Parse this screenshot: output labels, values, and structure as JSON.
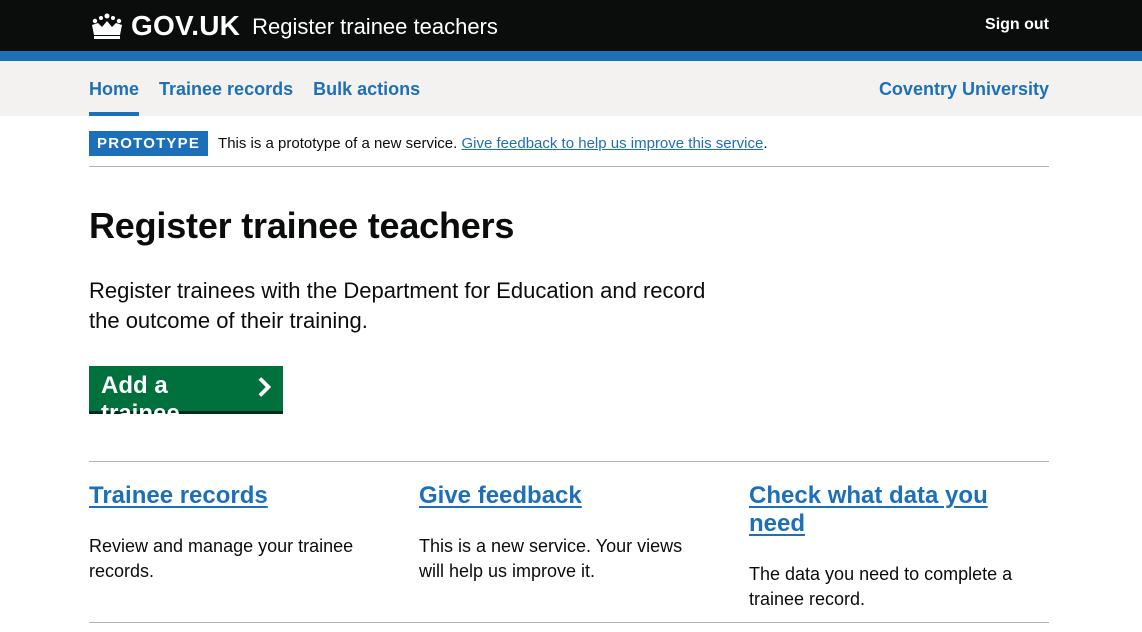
{
  "header": {
    "brand": "GOV.UK",
    "service_name": "Register trainee teachers",
    "sign_out": "Sign out"
  },
  "nav": {
    "items": [
      {
        "label": "Home",
        "active": true
      },
      {
        "label": "Trainee records",
        "active": false
      },
      {
        "label": "Bulk actions",
        "active": false
      }
    ],
    "organisation": "Coventry University"
  },
  "banner": {
    "tag": "PROTOTYPE",
    "text": "This is a prototype of a new service.",
    "link": "Give feedback to help us improve this service",
    "end": "."
  },
  "main": {
    "title": "Register trainee teachers",
    "lead": "Register trainees with the Department for Education and record the outcome of their training.",
    "start_button": "Add a trainee"
  },
  "cards": [
    {
      "title": "Trainee records",
      "description": "Review and manage your trainee records."
    },
    {
      "title": "Give feedback",
      "description": "This is a new service. Your views will help us improve it."
    },
    {
      "title": "Check what data you need",
      "description": "The data you need to complete a trainee record."
    }
  ],
  "colors": {
    "header_bg": "#0b0c0c",
    "brand_blue": "#1d70b8",
    "start_green": "#00703c",
    "nav_bg": "#f3f2f1"
  },
  "icons": [
    "crown-icon",
    "chevron-right-icon"
  ]
}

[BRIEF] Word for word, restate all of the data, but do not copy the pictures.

[TASK OUTPUT]
Parse this screenshot: output labels, values, and structure as JSON.
{
  "header": {
    "brand": "GOV.UK",
    "service_name": "Register trainee teachers",
    "sign_out": "Sign out"
  },
  "nav": {
    "items": [
      {
        "label": "Home",
        "active": true
      },
      {
        "label": "Trainee records",
        "active": false
      },
      {
        "label": "Bulk actions",
        "active": false
      }
    ],
    "organisation": "Coventry University"
  },
  "banner": {
    "tag": "PROTOTYPE",
    "text": "This is a prototype of a new service.",
    "link": "Give feedback to help us improve this service",
    "end": "."
  },
  "main": {
    "title": "Register trainee teachers",
    "lead": "Register trainees with the Department for Education and record the outcome of their training.",
    "start_button": "Add a trainee"
  },
  "cards": [
    {
      "title": "Trainee records",
      "description": "Review and manage your trainee records."
    },
    {
      "title": "Give feedback",
      "description": "This is a new service. Your views will help us improve it."
    },
    {
      "title": "Check what data you need",
      "description": "The data you need to complete a trainee record."
    }
  ],
  "colors": {
    "header_bg": "#0b0c0c",
    "brand_blue": "#1d70b8",
    "start_green": "#00703c",
    "nav_bg": "#f3f2f1"
  },
  "icons": [
    "crown-icon",
    "chevron-right-icon"
  ]
}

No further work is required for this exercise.